**PROBLEM TO WORK ON**
Find the word "timestamp" below. Copy each line that has it.

Website and app data records
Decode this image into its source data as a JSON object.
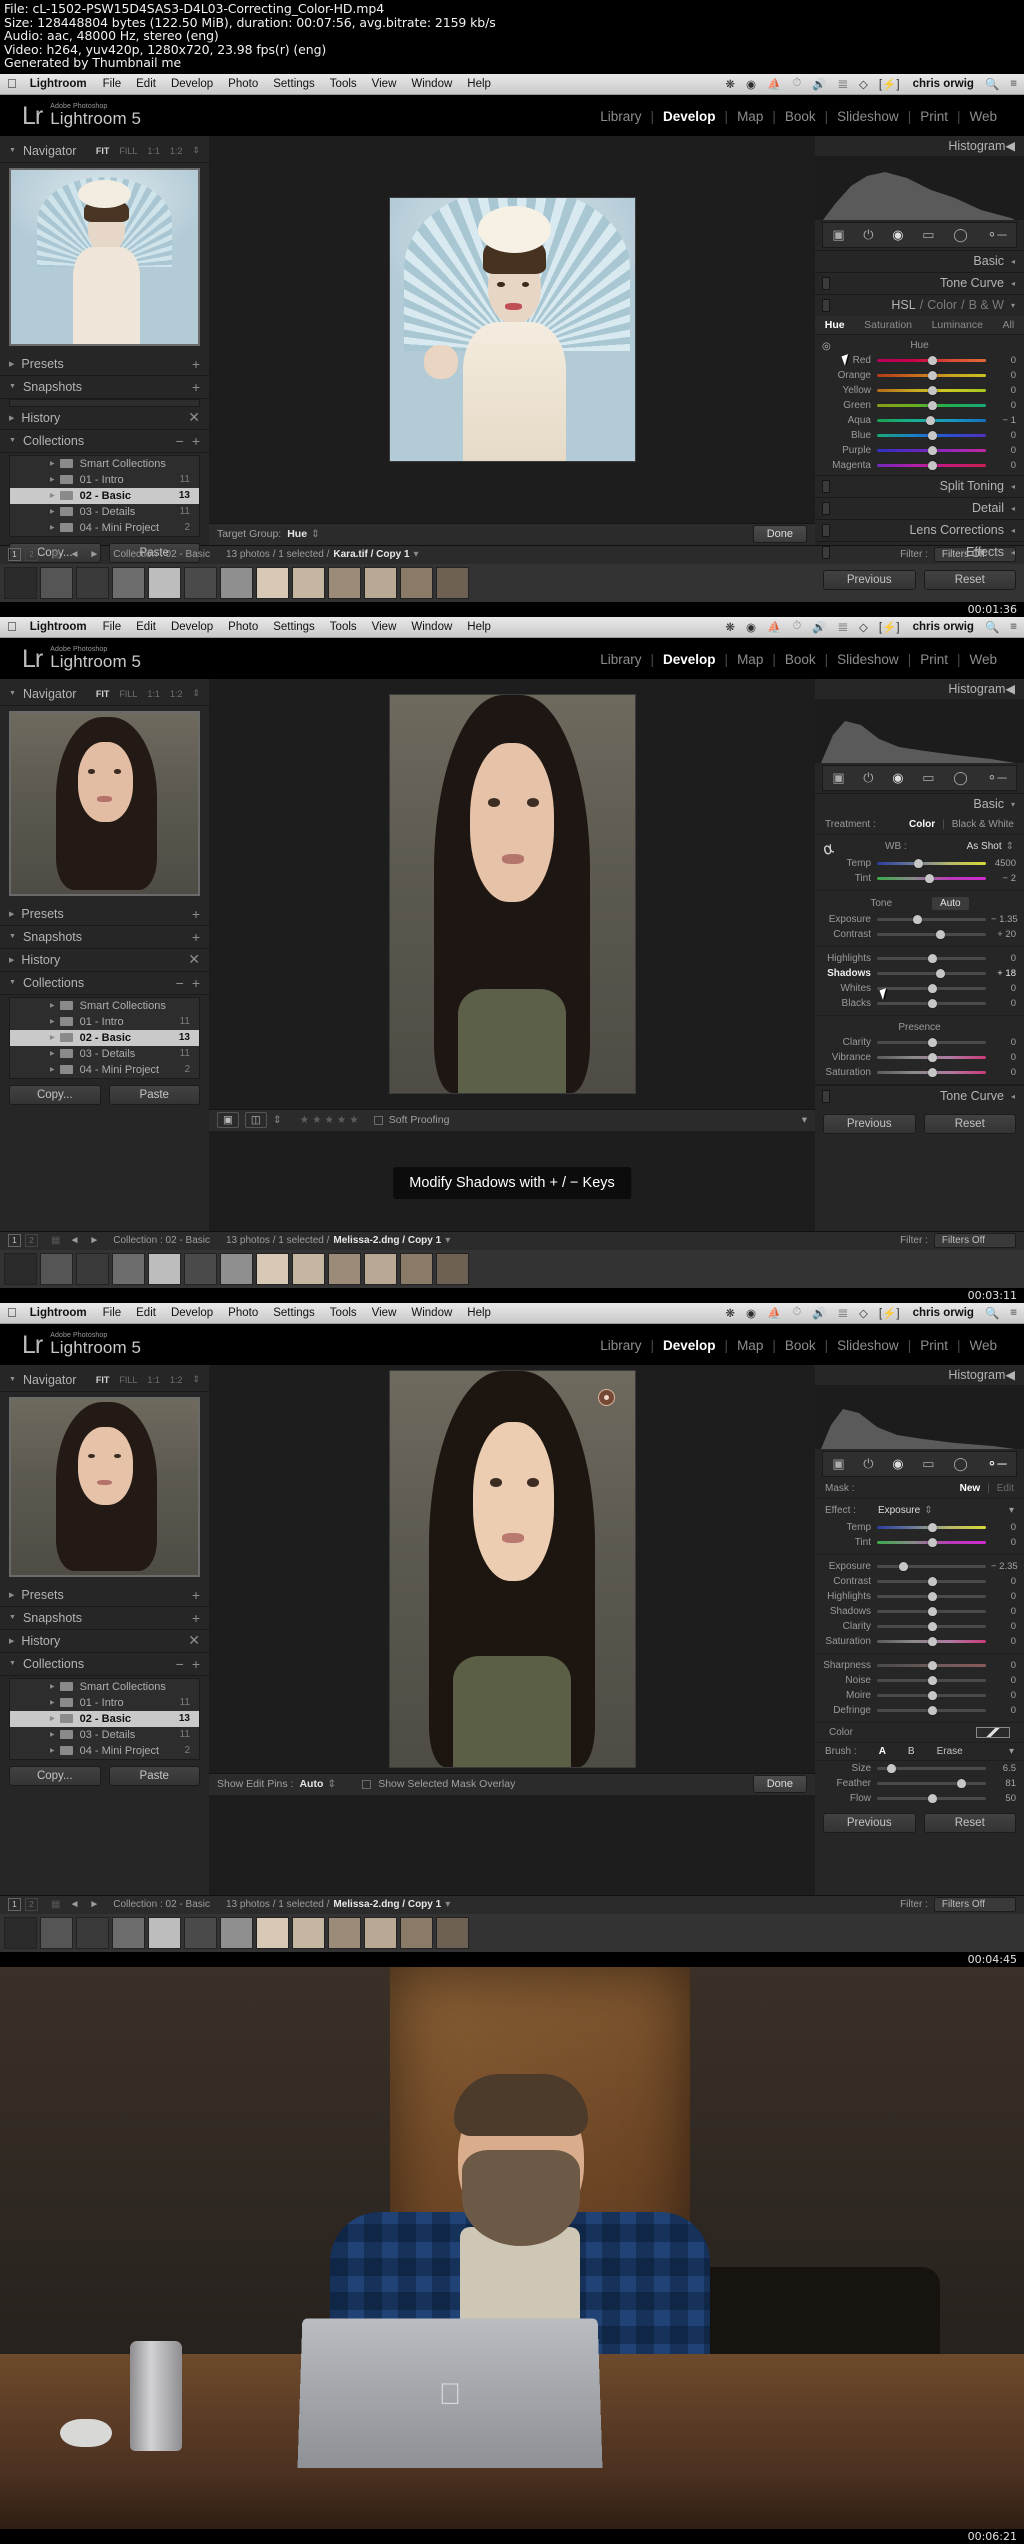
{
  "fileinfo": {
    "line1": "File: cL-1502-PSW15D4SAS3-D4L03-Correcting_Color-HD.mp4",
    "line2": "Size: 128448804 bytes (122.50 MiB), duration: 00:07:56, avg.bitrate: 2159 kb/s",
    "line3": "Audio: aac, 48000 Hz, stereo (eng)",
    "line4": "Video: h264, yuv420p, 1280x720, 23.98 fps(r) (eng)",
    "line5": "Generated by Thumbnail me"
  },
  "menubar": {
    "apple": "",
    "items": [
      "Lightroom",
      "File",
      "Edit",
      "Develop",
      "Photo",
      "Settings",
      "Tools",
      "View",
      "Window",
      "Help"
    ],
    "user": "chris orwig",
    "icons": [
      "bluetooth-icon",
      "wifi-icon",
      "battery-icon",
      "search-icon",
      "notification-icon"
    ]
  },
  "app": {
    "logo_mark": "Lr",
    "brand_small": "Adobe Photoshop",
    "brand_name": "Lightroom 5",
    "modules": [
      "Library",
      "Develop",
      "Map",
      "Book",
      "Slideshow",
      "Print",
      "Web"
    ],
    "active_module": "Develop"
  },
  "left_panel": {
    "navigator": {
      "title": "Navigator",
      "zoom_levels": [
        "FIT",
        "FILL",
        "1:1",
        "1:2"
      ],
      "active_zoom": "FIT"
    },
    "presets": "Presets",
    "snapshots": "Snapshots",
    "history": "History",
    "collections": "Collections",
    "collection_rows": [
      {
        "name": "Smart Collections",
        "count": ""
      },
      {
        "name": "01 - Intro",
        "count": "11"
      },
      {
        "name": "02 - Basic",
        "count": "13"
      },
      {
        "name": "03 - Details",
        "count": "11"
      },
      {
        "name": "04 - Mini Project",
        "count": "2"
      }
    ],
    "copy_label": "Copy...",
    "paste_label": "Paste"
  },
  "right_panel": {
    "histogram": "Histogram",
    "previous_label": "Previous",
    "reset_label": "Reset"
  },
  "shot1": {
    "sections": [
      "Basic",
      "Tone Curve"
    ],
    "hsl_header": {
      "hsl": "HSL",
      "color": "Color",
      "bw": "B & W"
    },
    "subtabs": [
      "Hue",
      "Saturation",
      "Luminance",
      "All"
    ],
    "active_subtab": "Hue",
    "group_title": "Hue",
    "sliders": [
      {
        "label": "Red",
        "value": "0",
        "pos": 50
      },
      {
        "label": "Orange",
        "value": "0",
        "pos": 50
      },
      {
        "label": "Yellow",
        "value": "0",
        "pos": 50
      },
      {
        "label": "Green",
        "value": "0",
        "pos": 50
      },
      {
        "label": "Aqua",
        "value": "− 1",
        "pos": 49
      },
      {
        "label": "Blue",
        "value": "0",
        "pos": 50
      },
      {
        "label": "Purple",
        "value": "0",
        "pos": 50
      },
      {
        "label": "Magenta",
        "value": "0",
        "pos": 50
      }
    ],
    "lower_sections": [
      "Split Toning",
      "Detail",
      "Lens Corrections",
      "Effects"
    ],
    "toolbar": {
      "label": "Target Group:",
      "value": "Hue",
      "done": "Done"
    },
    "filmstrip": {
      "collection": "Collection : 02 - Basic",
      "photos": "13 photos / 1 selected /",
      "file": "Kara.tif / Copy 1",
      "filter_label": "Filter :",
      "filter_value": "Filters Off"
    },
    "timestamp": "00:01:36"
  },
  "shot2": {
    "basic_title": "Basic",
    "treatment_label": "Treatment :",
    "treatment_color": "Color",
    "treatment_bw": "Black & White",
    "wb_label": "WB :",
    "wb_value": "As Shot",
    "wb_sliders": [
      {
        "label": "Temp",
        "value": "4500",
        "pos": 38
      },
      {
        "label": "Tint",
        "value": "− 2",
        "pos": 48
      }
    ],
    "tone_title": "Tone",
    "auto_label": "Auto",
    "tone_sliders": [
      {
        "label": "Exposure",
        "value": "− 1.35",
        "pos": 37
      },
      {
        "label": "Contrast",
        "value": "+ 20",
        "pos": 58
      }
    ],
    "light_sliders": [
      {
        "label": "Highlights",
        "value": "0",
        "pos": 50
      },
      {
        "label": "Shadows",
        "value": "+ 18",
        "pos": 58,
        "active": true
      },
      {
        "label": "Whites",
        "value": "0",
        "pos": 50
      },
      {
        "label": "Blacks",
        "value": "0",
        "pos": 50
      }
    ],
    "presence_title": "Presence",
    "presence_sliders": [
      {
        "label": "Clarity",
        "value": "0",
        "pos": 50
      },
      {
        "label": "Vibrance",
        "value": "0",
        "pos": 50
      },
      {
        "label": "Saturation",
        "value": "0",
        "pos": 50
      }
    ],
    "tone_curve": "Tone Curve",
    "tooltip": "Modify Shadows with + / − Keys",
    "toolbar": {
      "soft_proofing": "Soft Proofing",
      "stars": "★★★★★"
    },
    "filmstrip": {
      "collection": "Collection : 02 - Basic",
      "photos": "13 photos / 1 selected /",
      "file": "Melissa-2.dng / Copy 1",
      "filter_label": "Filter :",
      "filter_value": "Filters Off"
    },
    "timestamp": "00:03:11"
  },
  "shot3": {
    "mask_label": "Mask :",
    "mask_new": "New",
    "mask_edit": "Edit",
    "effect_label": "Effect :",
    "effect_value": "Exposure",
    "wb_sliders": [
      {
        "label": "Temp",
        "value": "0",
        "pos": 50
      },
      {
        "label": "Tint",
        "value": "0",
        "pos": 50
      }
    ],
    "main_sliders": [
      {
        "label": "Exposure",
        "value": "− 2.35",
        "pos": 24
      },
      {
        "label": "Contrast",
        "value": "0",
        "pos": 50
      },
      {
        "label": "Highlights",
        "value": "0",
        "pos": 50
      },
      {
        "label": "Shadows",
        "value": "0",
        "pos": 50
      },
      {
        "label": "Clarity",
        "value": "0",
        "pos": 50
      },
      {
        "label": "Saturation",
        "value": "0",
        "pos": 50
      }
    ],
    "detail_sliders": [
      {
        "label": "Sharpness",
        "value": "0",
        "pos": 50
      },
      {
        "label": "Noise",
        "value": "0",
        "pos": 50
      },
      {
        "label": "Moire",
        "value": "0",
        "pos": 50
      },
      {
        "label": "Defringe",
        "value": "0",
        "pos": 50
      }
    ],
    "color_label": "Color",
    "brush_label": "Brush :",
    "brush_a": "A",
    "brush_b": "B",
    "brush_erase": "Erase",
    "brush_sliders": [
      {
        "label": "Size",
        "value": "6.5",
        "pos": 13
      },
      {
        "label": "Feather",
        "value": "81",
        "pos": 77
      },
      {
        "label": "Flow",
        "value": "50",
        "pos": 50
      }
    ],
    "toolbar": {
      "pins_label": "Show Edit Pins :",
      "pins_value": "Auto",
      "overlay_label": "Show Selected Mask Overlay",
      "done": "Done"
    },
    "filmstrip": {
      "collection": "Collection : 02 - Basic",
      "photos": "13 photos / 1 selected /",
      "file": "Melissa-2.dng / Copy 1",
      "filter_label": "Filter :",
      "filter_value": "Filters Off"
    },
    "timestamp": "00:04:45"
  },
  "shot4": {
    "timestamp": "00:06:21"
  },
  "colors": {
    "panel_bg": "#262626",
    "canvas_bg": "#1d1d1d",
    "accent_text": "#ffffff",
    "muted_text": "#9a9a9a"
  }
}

**TASK SOLUTION**
    "timestamp": "00:01:36"
    "timestamp": "00:03:11"
    "timestamp": "00:04:45"
    "timestamp": "00:06:21"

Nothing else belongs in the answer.